For arguments of primitive type or a matching Java class (for example Integer), the Lisp argument must be either a Lisp object of matching type (see 15.1 Types and conversion between Lisp and Java), or a jobject of the corresponding Java class. For strings (that is argument type java.lang.String) the argument must be a string, nil, or a jobject of type java.lang.String. For other non-primitive types, the argument must be a jobject of the correct class or nil. nil is passed as Java null for non-primitive types.

When the called method is an ordinary method (not static and not constructor), the invocation is virtual (normal Java behavior), which means that if the object's class is of a subclass of class-name, it may invoke a method that is defined in a subclass of class-name.

Unlike the functions setup-java-caller and setup-java-constructor, the macros define-java-caller and define-java-constructor do not do any actual lookup, they just set up the symbol function and therefore they do not require running Java to perform the definition. They are also recognized by the LispWorks Editor as definer forms, so source finders like the Editor command Find Source can locate them. These macros are intended as the main method of defining callers. They are produced by the importing interface to actually define the callers.

For callers defined by these macros, the actual lookup happens the first time the caller is invoked, or for define-java-caller by verify-java-caller or verify-java-callers. If the lookup fails during the function call, an error is signaled of type java-class-error (when the class cannot be found) or java-method-error (when no method can be found).

The macros (when successful) return name.

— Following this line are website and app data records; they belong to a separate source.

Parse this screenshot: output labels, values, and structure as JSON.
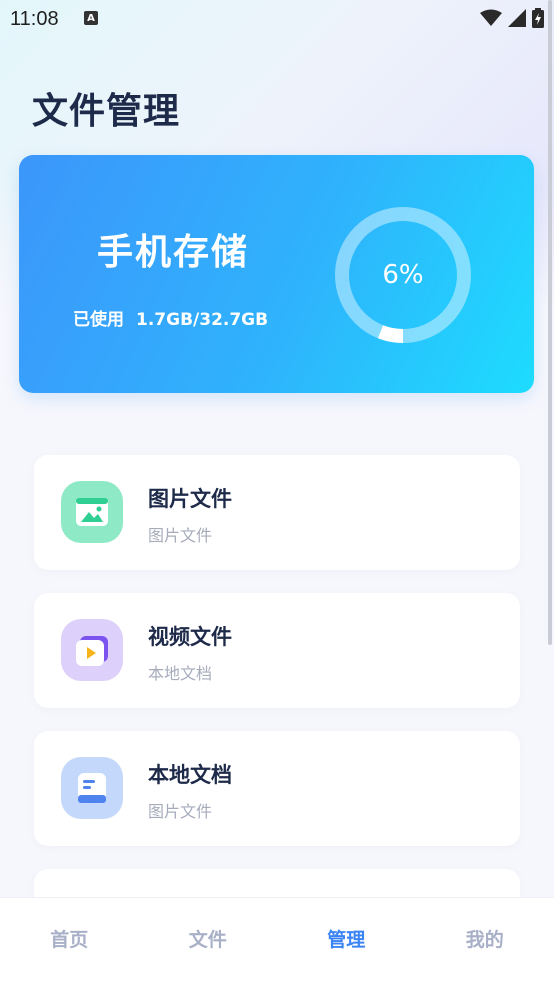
{
  "status_bar": {
    "time": "11:08",
    "notification_letter": "A",
    "icons": [
      "wifi-icon",
      "signal-icon",
      "battery-icon"
    ]
  },
  "page": {
    "title": "文件管理"
  },
  "storage": {
    "title": "手机存储",
    "used_label": "已使用",
    "used_value": "1.7GB/32.7GB",
    "percent_text": "6%",
    "percent": 0.06
  },
  "items": [
    {
      "title": "图片文件",
      "subtitle": "图片文件",
      "icon": "image-icon",
      "color": "#8ee9c6",
      "accent": "#2fcf93"
    },
    {
      "title": "视频文件",
      "subtitle": "本地文档",
      "icon": "video-icon",
      "color": "#ddd0fb",
      "accent": "#7b54f0"
    },
    {
      "title": "本地文档",
      "subtitle": "图片文件",
      "icon": "document-icon",
      "color": "#c4d8fb",
      "accent": "#4f83ee"
    }
  ],
  "nav": {
    "home": "首页",
    "files": "文件",
    "manage": "管理",
    "mine": "我的"
  },
  "colors": {
    "accent": "#3b84f5",
    "card_gradient_start": "#3c96fb",
    "card_gradient_end": "#1ddcfe"
  }
}
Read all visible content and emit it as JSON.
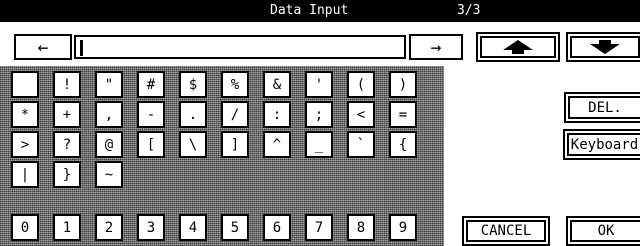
{
  "header": {
    "title": "Data Input",
    "page": "3/3"
  },
  "field": {
    "value": ""
  },
  "nav": {
    "left_arrow": "←",
    "right_arrow": "→"
  },
  "keys": {
    "row1": [
      " ",
      "!",
      "\"",
      "#",
      "$",
      "%",
      "&",
      "'",
      "(",
      ")"
    ],
    "row2": [
      "*",
      "+",
      ",",
      "-",
      ".",
      "/",
      ":",
      ";",
      "<",
      "="
    ],
    "row3": [
      ">",
      "?",
      "@",
      "[",
      "\\",
      "]",
      "^",
      "_",
      "`",
      "{"
    ],
    "row4": [
      "|",
      "}",
      "~"
    ],
    "row5": [
      "0",
      "1",
      "2",
      "3",
      "4",
      "5",
      "6",
      "7",
      "8",
      "9"
    ]
  },
  "buttons": {
    "del": "DEL.",
    "keyboard": "Keyboard",
    "cancel": "CANCEL",
    "ok": "OK"
  },
  "icons": {
    "up": "up-triangle-icon",
    "down": "down-triangle-icon"
  }
}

  1. There is no difference in performance between callers defined by these macros and callers defined by setup-java-caller and setup-java-constructor. If you use setup-java-caller and setup-java-constructor in a delivered application then extra machinery is retained.
  2. If you need several define-java-caller forms with the same class, consider using define-java-callers.
  3. If you need many define-java-caller forms with the same class, you may want to use the importing interface. Even if you want to define your own names for the callers, you can either pass name-constructor to the import function, or use write-java-class-definitions-to-file and edit the definitions that it generated (which saves typing the method names).
  4. For methods it is possible to use verify-java-callers or verify-java-caller at run time to check that the methods are found, which is a way of guarding against typing errors in entering the method name.
  5. There is no restriction on defining more than one caller for the same method or constructor.
  6. Unlike for setup-java-caller and setup-java-constructor, name is not evaluated.
See also

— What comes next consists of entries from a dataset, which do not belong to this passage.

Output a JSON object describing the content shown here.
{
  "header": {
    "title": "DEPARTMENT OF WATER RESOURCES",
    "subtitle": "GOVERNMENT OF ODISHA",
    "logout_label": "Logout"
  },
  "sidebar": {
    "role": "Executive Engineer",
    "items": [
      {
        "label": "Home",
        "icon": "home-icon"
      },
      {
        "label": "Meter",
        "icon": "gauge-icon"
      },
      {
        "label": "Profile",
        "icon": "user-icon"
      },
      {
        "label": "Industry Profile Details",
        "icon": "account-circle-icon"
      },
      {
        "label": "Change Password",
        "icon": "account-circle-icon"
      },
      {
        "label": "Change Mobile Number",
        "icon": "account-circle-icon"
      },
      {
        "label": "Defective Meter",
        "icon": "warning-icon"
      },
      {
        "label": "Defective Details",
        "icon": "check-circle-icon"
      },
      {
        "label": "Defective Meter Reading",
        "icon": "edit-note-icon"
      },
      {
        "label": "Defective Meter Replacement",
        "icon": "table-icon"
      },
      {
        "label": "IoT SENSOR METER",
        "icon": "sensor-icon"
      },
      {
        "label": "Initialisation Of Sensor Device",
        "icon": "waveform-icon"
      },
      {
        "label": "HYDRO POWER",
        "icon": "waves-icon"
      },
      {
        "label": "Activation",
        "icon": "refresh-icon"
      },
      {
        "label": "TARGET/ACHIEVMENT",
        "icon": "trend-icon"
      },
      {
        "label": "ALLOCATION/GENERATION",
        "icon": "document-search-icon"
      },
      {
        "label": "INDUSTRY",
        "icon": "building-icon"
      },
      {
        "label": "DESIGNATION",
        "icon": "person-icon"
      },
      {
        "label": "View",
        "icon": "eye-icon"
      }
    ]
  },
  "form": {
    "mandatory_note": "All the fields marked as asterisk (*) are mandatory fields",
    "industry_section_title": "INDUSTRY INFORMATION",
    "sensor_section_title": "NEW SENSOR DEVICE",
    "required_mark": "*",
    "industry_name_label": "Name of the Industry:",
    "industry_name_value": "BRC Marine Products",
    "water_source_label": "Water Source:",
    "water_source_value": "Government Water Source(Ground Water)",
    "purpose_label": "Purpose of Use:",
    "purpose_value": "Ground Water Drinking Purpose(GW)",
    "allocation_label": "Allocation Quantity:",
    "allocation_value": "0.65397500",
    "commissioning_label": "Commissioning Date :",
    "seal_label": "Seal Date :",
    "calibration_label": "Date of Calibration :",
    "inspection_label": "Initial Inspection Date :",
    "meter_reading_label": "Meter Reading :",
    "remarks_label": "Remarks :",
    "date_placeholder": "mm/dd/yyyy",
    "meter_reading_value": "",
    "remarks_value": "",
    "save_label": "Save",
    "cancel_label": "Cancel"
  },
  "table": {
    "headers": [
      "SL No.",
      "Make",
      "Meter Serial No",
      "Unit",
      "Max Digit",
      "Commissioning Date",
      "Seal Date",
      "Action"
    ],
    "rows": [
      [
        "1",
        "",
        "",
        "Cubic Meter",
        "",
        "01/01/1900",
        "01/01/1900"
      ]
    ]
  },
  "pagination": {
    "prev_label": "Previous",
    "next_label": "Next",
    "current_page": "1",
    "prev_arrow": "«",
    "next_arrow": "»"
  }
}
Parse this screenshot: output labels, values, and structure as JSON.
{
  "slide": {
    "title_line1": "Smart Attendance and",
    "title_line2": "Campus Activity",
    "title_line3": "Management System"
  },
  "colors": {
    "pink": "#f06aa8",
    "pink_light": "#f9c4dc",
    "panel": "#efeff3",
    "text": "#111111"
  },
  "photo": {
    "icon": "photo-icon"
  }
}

15.2.2 Defining specific callers

LispWorks® User Guide and Reference Manual - 01 Dec 2021 19:30:46